_EXERCISE PROMPT_:
Identify each line below containing the string "labels" and copy it.

==== EXERCISE DATA ====

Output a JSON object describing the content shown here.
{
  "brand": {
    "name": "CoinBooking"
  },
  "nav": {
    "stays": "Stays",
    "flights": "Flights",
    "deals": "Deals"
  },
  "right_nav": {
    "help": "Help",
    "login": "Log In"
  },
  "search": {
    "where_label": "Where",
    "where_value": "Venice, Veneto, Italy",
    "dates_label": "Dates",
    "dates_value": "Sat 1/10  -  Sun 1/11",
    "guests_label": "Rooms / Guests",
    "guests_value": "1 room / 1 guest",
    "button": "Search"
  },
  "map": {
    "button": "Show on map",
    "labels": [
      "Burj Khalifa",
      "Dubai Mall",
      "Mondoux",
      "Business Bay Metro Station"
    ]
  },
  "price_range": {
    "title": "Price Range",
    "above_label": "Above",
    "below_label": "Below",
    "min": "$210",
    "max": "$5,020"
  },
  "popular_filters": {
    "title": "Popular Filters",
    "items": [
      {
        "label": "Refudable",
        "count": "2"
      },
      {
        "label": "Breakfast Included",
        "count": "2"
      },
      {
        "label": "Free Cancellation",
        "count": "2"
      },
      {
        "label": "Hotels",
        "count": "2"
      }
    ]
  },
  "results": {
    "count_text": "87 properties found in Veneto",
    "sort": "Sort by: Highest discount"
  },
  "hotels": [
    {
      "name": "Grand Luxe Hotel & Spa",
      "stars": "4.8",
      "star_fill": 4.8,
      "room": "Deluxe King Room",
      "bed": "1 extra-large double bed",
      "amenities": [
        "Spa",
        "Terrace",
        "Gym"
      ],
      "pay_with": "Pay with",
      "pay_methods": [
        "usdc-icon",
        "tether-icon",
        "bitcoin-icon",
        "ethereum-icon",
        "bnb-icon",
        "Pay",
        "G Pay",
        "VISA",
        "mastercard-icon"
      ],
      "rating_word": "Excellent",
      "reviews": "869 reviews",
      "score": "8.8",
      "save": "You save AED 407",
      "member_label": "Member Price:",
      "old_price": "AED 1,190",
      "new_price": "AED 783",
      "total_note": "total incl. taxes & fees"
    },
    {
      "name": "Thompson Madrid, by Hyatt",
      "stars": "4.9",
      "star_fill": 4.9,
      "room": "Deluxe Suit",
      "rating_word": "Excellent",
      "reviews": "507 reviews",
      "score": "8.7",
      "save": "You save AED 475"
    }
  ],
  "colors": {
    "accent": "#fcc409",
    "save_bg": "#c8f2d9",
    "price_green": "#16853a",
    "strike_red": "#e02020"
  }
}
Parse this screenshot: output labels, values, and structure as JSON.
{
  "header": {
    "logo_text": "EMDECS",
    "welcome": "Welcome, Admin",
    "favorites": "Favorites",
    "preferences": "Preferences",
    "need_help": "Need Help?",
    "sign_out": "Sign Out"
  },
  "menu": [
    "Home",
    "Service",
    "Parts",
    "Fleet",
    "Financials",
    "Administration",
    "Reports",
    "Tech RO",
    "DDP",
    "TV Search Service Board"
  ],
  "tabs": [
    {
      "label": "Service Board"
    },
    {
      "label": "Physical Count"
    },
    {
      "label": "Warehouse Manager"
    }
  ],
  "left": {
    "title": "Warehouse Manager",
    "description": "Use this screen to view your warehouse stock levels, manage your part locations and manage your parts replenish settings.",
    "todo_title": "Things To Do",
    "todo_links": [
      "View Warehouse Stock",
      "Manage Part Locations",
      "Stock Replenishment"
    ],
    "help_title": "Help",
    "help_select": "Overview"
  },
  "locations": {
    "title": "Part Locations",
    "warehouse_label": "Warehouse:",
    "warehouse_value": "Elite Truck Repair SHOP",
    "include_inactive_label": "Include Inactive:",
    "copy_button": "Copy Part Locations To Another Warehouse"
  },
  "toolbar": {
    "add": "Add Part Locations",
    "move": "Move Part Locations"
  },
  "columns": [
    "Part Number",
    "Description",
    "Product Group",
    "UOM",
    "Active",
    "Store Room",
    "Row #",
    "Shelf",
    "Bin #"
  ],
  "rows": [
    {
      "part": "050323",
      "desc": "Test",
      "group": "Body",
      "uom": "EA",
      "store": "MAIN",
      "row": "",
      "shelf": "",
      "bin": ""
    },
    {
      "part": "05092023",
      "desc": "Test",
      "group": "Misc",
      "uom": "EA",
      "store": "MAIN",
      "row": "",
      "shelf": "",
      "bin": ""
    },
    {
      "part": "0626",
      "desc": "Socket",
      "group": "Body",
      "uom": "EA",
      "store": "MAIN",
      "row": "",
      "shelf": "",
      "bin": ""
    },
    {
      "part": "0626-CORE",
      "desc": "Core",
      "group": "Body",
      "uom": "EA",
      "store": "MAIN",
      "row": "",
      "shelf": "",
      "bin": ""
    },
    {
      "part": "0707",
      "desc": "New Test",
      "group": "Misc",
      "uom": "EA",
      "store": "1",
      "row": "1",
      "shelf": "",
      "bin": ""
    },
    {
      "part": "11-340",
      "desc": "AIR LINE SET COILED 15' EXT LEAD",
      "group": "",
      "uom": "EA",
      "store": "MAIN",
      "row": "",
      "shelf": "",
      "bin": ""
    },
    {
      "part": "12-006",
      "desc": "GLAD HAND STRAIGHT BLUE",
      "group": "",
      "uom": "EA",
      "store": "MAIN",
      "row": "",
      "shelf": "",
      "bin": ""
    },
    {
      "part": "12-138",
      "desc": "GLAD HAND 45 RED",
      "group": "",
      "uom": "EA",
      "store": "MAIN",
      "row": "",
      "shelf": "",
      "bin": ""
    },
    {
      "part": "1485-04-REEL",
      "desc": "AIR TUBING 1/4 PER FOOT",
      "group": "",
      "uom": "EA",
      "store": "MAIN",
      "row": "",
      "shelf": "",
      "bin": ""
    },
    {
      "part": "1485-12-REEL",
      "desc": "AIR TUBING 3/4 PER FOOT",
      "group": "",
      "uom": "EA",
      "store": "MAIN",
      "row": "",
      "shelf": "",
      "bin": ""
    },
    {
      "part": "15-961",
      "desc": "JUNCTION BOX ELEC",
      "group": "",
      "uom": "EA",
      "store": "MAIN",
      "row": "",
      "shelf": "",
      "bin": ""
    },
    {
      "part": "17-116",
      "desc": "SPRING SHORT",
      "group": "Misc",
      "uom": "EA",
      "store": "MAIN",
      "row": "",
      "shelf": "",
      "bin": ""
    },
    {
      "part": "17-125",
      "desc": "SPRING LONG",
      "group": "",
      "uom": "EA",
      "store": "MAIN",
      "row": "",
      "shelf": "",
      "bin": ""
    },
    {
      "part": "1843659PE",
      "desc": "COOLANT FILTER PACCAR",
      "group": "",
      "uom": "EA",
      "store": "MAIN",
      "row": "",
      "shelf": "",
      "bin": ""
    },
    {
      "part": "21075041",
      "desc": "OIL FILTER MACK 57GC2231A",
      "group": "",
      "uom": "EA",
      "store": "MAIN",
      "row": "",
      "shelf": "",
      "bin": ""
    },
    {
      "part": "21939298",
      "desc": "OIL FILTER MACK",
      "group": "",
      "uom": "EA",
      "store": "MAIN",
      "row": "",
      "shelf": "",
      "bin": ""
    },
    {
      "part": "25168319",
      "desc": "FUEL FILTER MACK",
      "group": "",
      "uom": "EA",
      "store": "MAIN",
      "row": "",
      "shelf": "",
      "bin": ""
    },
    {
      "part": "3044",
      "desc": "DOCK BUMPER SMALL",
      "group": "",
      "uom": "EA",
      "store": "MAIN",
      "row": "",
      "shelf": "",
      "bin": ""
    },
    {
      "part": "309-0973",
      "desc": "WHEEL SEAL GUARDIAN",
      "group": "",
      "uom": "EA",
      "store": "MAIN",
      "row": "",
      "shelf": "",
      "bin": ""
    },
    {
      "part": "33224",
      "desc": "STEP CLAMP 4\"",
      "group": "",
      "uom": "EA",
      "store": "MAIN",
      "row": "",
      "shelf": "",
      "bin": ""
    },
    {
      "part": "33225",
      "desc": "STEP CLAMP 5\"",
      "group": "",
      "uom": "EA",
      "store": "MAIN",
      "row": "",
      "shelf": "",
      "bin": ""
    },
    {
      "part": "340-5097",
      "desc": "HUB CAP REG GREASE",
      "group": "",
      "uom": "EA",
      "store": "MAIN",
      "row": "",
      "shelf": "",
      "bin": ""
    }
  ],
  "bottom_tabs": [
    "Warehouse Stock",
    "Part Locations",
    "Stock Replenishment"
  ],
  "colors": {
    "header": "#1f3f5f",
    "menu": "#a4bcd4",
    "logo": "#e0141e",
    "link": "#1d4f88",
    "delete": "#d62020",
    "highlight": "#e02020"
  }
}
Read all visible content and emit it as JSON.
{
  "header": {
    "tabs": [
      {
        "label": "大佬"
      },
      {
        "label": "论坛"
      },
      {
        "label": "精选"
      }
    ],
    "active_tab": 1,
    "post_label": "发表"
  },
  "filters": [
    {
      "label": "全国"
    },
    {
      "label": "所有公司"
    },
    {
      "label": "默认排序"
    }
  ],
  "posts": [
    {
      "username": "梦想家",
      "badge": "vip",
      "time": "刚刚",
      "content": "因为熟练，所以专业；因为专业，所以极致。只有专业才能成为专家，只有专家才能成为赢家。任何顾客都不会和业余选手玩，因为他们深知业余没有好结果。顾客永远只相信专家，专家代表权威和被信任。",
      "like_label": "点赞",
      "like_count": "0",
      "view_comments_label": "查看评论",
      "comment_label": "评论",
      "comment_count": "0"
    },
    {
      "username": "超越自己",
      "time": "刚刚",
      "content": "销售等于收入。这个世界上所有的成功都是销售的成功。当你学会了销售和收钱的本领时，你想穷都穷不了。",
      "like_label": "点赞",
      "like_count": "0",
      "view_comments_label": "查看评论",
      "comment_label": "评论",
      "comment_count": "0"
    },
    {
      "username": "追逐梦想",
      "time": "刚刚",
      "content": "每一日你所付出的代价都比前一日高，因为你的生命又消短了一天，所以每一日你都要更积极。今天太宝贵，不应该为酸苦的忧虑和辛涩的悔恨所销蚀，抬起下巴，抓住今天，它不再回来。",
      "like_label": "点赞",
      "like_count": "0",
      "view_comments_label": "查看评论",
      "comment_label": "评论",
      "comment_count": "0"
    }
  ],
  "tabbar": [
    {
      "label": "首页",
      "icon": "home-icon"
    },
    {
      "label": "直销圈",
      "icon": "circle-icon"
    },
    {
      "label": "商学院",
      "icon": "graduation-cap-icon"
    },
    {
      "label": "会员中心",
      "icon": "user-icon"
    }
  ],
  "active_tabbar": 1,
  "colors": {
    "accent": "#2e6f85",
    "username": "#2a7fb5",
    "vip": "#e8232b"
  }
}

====

_SOLUTION_:
    "labels": [
Parse this screenshot: output labels, values, and structure as JSON.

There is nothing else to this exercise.